Interface dataset entries
• • •

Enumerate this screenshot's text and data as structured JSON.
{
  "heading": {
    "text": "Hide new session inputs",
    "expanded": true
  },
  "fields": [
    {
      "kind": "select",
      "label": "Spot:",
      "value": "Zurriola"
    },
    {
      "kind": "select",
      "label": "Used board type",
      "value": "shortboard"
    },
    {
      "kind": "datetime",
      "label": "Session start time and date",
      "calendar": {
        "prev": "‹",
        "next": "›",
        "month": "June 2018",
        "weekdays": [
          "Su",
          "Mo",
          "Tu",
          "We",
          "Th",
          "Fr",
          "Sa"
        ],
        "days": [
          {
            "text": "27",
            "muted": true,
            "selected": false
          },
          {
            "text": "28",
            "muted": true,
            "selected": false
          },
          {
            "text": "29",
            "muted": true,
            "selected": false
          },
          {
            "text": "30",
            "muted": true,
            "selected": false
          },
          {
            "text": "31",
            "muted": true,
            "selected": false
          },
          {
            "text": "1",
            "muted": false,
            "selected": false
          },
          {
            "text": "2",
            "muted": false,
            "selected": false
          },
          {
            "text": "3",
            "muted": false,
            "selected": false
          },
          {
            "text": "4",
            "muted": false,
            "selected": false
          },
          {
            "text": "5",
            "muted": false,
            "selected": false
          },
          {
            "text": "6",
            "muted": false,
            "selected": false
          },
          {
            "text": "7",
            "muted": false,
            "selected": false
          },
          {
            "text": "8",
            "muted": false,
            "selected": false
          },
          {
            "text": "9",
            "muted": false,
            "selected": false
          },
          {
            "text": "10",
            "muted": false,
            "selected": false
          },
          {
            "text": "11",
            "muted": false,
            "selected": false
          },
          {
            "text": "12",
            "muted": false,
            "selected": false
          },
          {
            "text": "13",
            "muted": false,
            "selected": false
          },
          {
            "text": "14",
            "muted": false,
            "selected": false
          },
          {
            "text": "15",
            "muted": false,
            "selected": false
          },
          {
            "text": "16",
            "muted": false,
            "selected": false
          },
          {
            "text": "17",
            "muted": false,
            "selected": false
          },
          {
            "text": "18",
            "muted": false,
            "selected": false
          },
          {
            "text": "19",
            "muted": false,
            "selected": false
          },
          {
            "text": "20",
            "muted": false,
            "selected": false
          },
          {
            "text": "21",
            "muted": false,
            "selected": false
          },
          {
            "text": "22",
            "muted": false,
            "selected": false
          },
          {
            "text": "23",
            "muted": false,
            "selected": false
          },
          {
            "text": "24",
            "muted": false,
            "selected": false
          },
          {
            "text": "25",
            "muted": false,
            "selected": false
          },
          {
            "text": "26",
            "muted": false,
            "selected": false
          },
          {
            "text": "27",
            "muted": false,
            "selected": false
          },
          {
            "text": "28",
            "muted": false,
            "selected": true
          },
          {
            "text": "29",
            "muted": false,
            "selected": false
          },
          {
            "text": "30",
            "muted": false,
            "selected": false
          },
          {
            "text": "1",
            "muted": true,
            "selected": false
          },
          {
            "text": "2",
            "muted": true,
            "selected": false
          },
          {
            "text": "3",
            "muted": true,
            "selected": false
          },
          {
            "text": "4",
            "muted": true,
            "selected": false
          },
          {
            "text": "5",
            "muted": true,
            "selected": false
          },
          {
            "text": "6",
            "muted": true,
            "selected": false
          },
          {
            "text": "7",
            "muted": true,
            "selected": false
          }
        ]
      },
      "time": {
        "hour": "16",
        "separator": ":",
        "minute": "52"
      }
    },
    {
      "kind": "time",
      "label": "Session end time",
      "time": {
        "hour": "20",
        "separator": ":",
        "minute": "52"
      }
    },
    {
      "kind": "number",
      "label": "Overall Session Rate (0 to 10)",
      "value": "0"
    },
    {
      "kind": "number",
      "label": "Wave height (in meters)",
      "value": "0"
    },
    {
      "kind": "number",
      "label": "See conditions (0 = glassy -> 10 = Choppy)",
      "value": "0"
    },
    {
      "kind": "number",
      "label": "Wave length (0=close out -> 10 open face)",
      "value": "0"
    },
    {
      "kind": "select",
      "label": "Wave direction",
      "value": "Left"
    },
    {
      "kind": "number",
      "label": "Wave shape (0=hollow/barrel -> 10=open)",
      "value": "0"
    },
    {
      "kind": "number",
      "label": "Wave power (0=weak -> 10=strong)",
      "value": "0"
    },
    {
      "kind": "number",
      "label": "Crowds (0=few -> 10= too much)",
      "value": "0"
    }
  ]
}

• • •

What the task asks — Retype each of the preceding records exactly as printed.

Completed exercise —
Enumerate this screenshot's text and data as structured JSON.
{
  "heading": {
    "text": "Hide new session inputs",
    "expanded": true
  },
  "fields": [
    {
      "kind": "select",
      "label": "Spot:",
      "value": "Zurriola"
    },
    {
      "kind": "select",
      "label": "Used board type",
      "value": "shortboard"
    },
    {
      "kind": "datetime",
      "label": "Session start time and date",
      "calendar": {
        "prev": "‹",
        "next": "›",
        "month": "June 2018",
        "weekdays": [
          "Su",
          "Mo",
          "Tu",
          "We",
          "Th",
          "Fr",
          "Sa"
        ],
        "days": [
          {
            "text": "27",
            "muted": true,
            "selected": false
          },
          {
            "text": "28",
            "muted": true,
            "selected": false
          },
          {
            "text": "29",
            "muted": true,
            "selected": false
          },
          {
            "text": "30",
            "muted": true,
            "selected": false
          },
          {
            "text": "31",
            "muted": true,
            "selected": false
          },
          {
            "text": "1",
            "muted": false,
            "selected": false
          },
          {
            "text": "2",
            "muted": false,
            "selected": false
          },
          {
            "text": "3",
            "muted": false,
            "selected": false
          },
          {
            "text": "4",
            "muted": false,
            "selected": false
          },
          {
            "text": "5",
            "muted": false,
            "selected": false
          },
          {
            "text": "6",
            "muted": false,
            "selected": false
          },
          {
            "text": "7",
            "muted": false,
            "selected": false
          },
          {
            "text": "8",
            "muted": false,
            "selected": false
          },
          {
            "text": "9",
            "muted": false,
            "selected": false
          },
          {
            "text": "10",
            "muted": false,
            "selected": false
          },
          {
            "text": "11",
            "muted": false,
            "selected": false
          },
          {
            "text": "12",
            "muted": false,
            "selected": false
          },
          {
            "text": "13",
            "muted": false,
            "selected": false
          },
          {
            "text": "14",
            "muted": false,
            "selected": false
          },
          {
            "text": "15",
            "muted": false,
            "selected": false
          },
          {
            "text": "16",
            "muted": false,
            "selected": false
          },
          {
            "text": "17",
            "muted": false,
            "selected": false
          },
          {
            "text": "18",
            "muted": false,
            "selected": false
          },
          {
            "text": "19",
            "muted": false,
            "selected": false
          },
          {
            "text": "20",
            "muted": false,
            "selected": false
          },
          {
            "text": "21",
            "muted": false,
            "selected": false
          },
          {
            "text": "22",
            "muted": false,
            "selected": false
          },
          {
            "text": "23",
            "muted": false,
            "selected": false
          },
          {
            "text": "24",
            "muted": false,
            "selected": false
          },
          {
            "text": "25",
            "muted": false,
            "selected": false
          },
          {
            "text": "26",
            "muted": false,
            "selected": false
          },
          {
            "text": "27",
            "muted": false,
            "selected": false
          },
          {
            "text": "28",
            "muted": false,
            "selected": true
          },
          {
            "text": "29",
            "muted": false,
            "selected": false
          },
          {
            "text": "30",
            "muted": false,
            "selected": false
          },
          {
            "text": "1",
            "muted": true,
            "selected": false
          },
          {
            "text": "2",
            "muted": true,
            "selected": false
          },
          {
            "text": "3",
            "muted": true,
            "selected": false
          },
          {
            "text": "4",
            "muted": true,
            "selected": false
          },
          {
            "text": "5",
            "muted": true,
            "selected": false
          },
          {
            "text": "6",
            "muted": true,
            "selected": false
          },
          {
            "text": "7",
            "muted": true,
            "selected": false
          }
        ]
      },
      "time": {
        "hour": "16",
        "separator": ":",
        "minute": "52"
      }
    },
    {
      "kind": "time",
      "label": "Session end time",
      "time": {
        "hour": "20",
        "separator": ":",
        "minute": "52"
      }
    },
    {
      "kind": "number",
      "label": "Overall Session Rate (0 to 10)",
      "value": "0"
    },
    {
      "kind": "number",
      "label": "Wave height (in meters)",
      "value": "0"
    },
    {
      "kind": "number",
      "label": "See conditions (0 = glassy -> 10 = Choppy)",
      "value": "0"
    },
    {
      "kind": "number",
      "label": "Wave length (0=close out -> 10 open face)",
      "value": "0"
    },
    {
      "kind": "select",
      "label": "Wave direction",
      "value": "Left"
    },
    {
      "kind": "number",
      "label": "Wave shape (0=hollow/barrel -> 10=open)",
      "value": "0"
    },
    {
      "kind": "number",
      "label": "Wave power (0=weak -> 10=strong)",
      "value": "0"
    },
    {
      "kind": "number",
      "label": "Crowds (0=few -> 10= too much)",
      "value": "0"
    }
  ]
}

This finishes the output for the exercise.